[Task to carry out]
The answer should be every line below, retyped exactly.

Excerpts from an interface dataset:
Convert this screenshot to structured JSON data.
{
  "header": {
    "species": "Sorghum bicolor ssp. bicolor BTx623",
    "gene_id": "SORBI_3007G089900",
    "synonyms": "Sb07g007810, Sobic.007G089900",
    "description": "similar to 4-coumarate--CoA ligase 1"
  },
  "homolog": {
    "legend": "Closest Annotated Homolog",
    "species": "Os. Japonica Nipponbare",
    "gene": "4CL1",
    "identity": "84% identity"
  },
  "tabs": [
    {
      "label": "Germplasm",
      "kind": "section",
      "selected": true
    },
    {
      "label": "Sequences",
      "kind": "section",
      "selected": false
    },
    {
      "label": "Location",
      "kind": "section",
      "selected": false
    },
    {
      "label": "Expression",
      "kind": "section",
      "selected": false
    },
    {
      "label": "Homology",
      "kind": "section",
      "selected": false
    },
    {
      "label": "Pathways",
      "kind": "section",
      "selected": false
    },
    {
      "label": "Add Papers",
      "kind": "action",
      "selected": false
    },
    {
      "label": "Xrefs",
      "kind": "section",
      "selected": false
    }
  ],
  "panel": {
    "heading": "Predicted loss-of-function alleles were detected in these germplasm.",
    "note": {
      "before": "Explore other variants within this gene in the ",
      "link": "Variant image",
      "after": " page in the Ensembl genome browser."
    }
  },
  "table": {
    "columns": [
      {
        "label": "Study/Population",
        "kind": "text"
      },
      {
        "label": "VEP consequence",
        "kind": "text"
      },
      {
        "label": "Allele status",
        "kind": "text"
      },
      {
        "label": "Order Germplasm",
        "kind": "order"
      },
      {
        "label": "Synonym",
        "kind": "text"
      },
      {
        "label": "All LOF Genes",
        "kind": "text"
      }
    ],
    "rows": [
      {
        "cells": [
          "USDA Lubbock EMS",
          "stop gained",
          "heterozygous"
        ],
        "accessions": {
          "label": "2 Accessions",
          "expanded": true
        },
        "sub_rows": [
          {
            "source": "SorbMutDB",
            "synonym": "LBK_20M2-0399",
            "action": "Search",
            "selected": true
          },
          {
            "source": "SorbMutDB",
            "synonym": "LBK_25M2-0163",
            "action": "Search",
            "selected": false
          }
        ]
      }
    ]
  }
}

[Answer for this exercise]
Convert this screenshot to structured JSON data.
{
  "header": {
    "species": "Sorghum bicolor ssp. bicolor BTx623",
    "gene_id": "SORBI_3007G089900",
    "synonyms": "Sb07g007810, Sobic.007G089900",
    "description": "similar to 4-coumarate--CoA ligase 1"
  },
  "homolog": {
    "legend": "Closest Annotated Homolog",
    "species": "Os. Japonica Nipponbare",
    "gene": "4CL1",
    "identity": "84% identity"
  },
  "tabs": [
    {
      "label": "Germplasm",
      "kind": "section",
      "selected": true
    },
    {
      "label": "Sequences",
      "kind": "section",
      "selected": false
    },
    {
      "label": "Location",
      "kind": "section",
      "selected": false
    },
    {
      "label": "Expression",
      "kind": "section",
      "selected": false
    },
    {
      "label": "Homology",
      "kind": "section",
      "selected": false
    },
    {
      "label": "Pathways",
      "kind": "section",
      "selected": false
    },
    {
      "label": "Add Papers",
      "kind": "action",
      "selected": false
    },
    {
      "label": "Xrefs",
      "kind": "section",
      "selected": false
    }
  ],
  "panel": {
    "heading": "Predicted loss-of-function alleles were detected in these germplasm.",
    "note": {
      "before": "Explore other variants within this gene in the ",
      "link": "Variant image",
      "after": " page in the Ensembl genome browser."
    }
  },
  "table": {
    "columns": [
      {
        "label": "Study/Population",
        "kind": "text"
      },
      {
        "label": "VEP consequence",
        "kind": "text"
      },
      {
        "label": "Allele status",
        "kind": "text"
      },
      {
        "label": "Order Germplasm",
        "kind": "order"
      },
      {
        "label": "Synonym",
        "kind": "text"
      },
      {
        "label": "All LOF Genes",
        "kind": "text"
      }
    ],
    "rows": [
      {
        "cells": [
          "USDA Lubbock EMS",
          "stop gained",
          "heterozygous"
        ],
        "accessions": {
          "label": "2 Accessions",
          "expanded": true
        },
        "sub_rows": [
          {
            "source": "SorbMutDB",
            "synonym": "LBK_20M2-0399",
            "action": "Search",
            "selected": true
          },
          {
            "source": "SorbMutDB",
            "synonym": "LBK_25M2-0163",
            "action": "Search",
            "selected": false
          }
        ]
      }
    ]
  }
}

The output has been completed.